As The Clone Wars begins there are three noticeably absent things: no Fox fanfare (this is a Warner Bros release), no John Williams score and no opening crawl. Yes this is Star Wars, but not as you know it.
The seventh big screen Star Wars outing, TCW serves as an animated introduction to the toon tales set to unfold on a TV channel near you soon. Set between Episodes II and III (in one of the most mysterious and anticipated timeframes from the Star Wars universe), TCW is the story of how a galaxy-wide civil war causes the Republic to crumble, the Jedi Order to fall and an Empire to rise up from the ashes to seize control.
Brought to life through unique computer generation unlike anything else you’ve ever seen, TCW is a departure from both the larger live-action galaxy and the Genndy Tartakovsky-produced micro-series that previously explored the beginnings of the conflict. It might take die hards some time to get used to, but once the initial shock at the distinctive style passes there’s plenty to appreciate.

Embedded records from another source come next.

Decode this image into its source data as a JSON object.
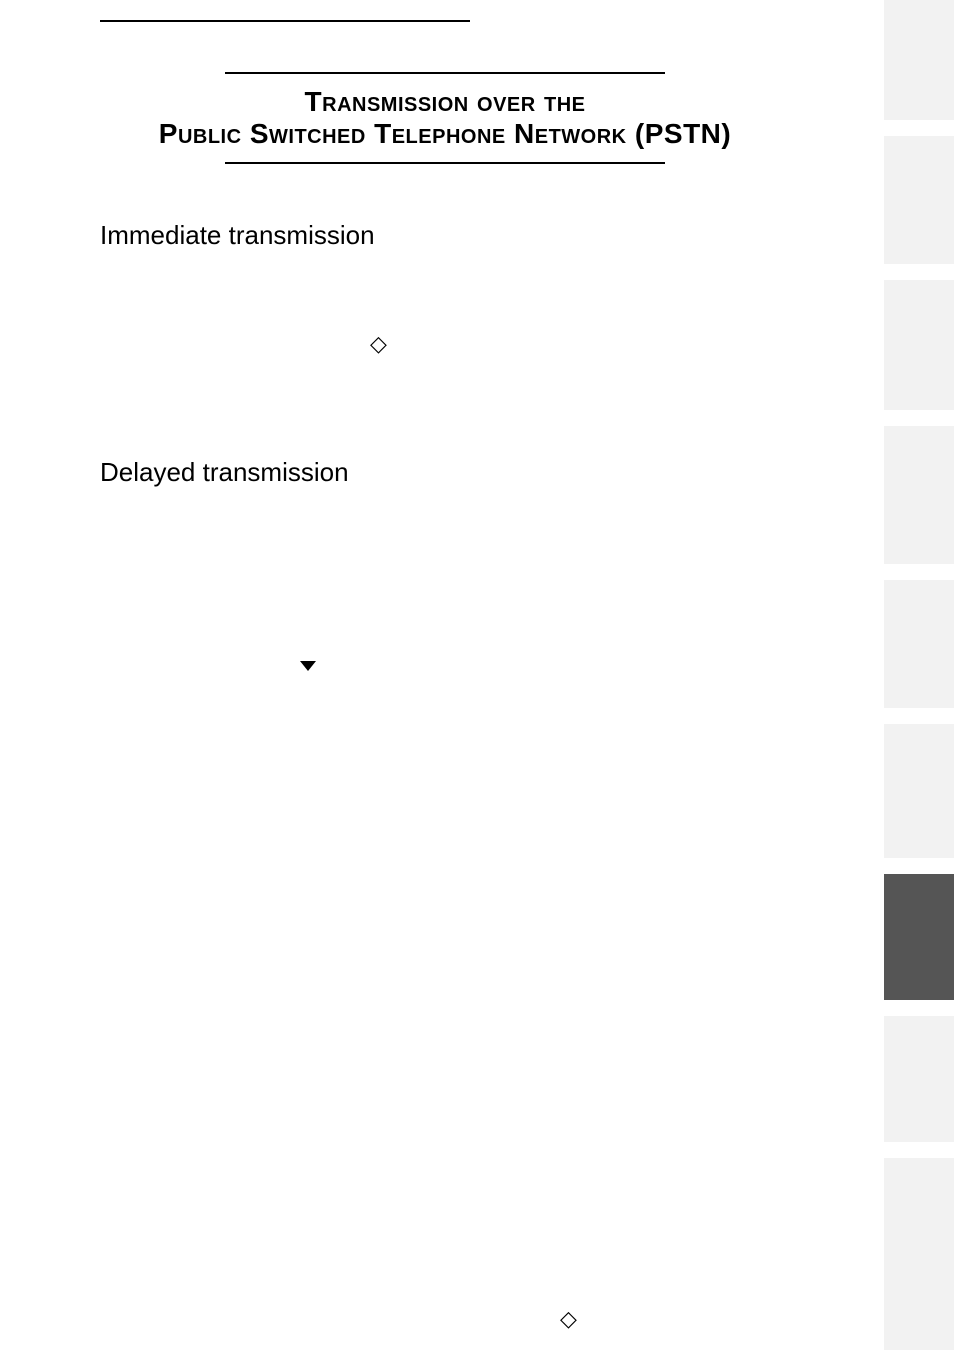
{
  "title": {
    "line1": "Transmission over the",
    "line2": "Public Switched Telephone Network (PSTN)"
  },
  "sections": {
    "immediate": "Immediate transmission",
    "delayed": "Delayed transmission"
  },
  "symbols": {
    "diamond1": "◇",
    "diamond2": "◇"
  },
  "tabs": {
    "heights": [
      120,
      16,
      128,
      16,
      130,
      16,
      138,
      16,
      128,
      16,
      134,
      16,
      126,
      16,
      126,
      16,
      192
    ],
    "darkIndex": 12
  }
}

The look is Thunderbirds marionette people meets Japanese manga. It’s weird but it works. Characters move about in a slightly jerky, puppet on a string style, interacting with gorgeously rendered and textured backgrounds and environments. Combined, the whole thing has a strangely hyper-real quality to it; recognisable (especially in the stylised faces of our heroes and villains) but alien at the same time.
Returning to fight the good/evil fight are all the prequel series’ main players (voiced in the majority by sound-alikes): Obi-Wan, Anakin, Amidala, Yoda, Mace Windu, Chancellor Palpatine, Count Dooku, everyone’s favourite droids C-3PO and R2-D2 and the kiwi-sounding clone army. There are of course some new characters to meet and greet too (as many more are to follow in the TV show for sure). The most prominent of these is Anakin’s new Padawan apprentice, Ahsoka Tano.
An annoyingly chipper and brattish teen thrown into the fray ahead of schedule due to the ever-dwindling supply of Jedi, Ahsoka embodies the slightly skewed tone of TCW movie and perhaps the series to follow. Geared more towards the younger generation, there is a lightness and frivolity to the proceedings in comparison to the movies that may take some getting used to (as Ahsoka is also probably going to).
That’s not to say it’s all jokey fun and games, there is an intergalactic battle going on after all. So to balance out Ahsoka’s kiddish addition, we have the sinister, dual lightsaber swinging Asajj Ventress returning from the micro-series to aid the rise of the dark side. The most effective new villain in the Star Wars saga since Vader himself, the more we get of Ventress as the series goes on the better.
In truth a little overlong, The Clone Wars will undoubtedly work much better as 30-minute snippets on a week-by-week basis. But despite that, there’s no doubt that this serves as an effective introduction to the impending show and proves that no matter the format, the continuing Star Wars adventures are always welcome on the silver (or small) screen.